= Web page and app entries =

■ ■ ■ ■ ■ ■ ■

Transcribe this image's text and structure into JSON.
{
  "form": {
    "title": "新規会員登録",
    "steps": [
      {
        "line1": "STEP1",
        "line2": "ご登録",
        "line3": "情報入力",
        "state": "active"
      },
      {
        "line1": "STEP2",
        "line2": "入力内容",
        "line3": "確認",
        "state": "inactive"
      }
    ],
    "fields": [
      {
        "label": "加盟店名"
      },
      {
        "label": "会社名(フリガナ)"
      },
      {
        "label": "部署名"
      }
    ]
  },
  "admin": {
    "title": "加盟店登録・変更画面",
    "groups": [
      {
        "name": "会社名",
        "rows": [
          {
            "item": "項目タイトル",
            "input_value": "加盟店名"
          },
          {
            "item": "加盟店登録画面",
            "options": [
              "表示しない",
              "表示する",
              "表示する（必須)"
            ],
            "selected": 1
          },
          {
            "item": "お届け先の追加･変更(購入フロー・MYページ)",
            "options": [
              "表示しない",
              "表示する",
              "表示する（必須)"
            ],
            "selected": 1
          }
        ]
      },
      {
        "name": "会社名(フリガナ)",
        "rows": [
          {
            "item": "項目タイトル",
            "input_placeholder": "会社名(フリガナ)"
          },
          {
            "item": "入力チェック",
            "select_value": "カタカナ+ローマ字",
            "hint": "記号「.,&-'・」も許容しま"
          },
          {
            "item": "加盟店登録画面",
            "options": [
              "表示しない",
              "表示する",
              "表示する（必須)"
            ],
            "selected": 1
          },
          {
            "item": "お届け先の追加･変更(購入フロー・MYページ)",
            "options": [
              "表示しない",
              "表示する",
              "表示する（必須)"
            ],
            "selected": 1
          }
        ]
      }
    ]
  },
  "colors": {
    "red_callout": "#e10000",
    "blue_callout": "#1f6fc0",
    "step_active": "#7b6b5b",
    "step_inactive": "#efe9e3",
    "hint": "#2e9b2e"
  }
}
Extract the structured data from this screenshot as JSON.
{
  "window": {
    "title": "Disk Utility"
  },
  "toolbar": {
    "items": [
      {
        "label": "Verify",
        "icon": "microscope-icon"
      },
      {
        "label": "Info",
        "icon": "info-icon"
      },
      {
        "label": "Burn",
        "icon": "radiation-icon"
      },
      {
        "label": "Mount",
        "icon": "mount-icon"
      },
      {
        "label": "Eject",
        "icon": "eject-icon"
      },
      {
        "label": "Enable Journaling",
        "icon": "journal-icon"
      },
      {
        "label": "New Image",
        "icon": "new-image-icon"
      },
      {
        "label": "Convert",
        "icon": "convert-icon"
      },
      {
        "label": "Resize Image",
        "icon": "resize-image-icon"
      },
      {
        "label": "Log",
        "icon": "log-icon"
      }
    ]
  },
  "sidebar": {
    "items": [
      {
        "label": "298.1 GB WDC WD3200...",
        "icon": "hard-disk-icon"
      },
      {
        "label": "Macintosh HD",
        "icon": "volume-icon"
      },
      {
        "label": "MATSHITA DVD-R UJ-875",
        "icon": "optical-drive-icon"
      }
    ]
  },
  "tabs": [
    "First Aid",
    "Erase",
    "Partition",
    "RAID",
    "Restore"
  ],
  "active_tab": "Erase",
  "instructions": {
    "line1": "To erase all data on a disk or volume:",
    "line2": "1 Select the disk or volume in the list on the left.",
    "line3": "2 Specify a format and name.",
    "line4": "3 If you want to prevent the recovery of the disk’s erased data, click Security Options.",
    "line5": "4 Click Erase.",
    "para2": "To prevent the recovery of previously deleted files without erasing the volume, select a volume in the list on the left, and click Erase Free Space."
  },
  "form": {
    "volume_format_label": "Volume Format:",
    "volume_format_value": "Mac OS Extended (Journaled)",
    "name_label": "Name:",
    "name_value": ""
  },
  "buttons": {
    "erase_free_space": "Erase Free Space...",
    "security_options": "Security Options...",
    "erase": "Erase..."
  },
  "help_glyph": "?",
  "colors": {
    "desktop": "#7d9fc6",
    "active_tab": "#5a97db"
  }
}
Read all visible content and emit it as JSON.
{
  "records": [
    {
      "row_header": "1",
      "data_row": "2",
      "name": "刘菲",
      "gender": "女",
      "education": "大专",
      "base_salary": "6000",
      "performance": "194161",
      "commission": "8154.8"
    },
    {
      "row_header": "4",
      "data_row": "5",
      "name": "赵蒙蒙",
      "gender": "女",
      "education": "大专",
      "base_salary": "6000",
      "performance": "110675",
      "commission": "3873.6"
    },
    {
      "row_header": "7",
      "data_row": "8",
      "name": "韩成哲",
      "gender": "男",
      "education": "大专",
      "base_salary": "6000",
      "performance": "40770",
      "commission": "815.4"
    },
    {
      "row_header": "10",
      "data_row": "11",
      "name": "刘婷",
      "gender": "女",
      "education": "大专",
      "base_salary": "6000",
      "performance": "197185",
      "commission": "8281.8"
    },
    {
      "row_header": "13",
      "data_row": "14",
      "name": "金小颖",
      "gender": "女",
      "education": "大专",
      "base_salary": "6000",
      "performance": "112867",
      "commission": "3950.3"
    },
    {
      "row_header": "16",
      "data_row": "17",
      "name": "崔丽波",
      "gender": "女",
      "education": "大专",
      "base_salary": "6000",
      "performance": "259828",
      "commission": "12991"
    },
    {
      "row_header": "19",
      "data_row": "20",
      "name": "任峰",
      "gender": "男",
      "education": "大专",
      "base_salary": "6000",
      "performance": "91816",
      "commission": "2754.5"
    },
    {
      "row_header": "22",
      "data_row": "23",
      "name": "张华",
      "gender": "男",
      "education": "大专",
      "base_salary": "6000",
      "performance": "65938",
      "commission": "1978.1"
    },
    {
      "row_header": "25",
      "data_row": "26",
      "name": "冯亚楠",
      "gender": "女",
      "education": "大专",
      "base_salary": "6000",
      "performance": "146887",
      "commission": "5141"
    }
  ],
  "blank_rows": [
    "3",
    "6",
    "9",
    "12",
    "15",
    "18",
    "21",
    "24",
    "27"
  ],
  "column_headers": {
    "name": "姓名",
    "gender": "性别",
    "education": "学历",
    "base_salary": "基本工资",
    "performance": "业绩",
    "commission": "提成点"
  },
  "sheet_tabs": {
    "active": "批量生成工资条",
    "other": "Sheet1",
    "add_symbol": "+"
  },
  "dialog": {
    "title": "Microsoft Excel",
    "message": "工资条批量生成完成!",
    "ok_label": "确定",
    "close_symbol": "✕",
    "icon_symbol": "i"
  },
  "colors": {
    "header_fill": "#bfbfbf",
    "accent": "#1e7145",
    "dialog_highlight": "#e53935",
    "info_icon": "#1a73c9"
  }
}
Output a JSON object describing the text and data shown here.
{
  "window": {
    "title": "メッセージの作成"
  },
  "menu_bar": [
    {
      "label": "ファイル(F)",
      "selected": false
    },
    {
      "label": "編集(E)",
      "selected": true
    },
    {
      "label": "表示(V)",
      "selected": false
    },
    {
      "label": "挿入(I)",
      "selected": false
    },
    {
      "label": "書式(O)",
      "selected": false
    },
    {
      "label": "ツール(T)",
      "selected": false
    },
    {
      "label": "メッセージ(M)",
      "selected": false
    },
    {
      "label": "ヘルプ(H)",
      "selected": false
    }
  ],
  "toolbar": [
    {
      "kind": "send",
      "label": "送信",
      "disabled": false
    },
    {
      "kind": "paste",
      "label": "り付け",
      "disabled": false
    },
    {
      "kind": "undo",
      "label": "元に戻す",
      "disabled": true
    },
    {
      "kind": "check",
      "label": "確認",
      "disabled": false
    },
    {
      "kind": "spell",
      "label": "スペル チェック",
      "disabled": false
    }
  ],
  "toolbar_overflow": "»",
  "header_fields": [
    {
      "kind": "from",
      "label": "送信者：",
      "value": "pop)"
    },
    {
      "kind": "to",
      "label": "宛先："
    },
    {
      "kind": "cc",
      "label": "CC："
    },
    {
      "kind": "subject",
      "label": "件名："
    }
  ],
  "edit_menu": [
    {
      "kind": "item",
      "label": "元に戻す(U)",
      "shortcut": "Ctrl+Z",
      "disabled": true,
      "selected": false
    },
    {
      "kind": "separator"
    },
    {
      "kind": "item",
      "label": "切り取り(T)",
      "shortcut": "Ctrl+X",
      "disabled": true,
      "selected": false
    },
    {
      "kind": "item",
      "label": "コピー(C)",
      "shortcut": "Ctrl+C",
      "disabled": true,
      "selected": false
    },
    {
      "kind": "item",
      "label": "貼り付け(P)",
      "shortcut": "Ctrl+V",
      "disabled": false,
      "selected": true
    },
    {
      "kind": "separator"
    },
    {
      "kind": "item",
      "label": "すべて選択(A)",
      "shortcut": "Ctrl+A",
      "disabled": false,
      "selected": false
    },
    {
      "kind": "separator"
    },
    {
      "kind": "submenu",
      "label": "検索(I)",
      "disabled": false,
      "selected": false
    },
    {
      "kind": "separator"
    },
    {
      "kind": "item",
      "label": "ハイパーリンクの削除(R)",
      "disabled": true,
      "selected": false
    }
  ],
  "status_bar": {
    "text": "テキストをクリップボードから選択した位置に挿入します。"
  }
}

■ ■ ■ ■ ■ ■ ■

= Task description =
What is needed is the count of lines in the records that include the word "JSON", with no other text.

= Expected answer =
4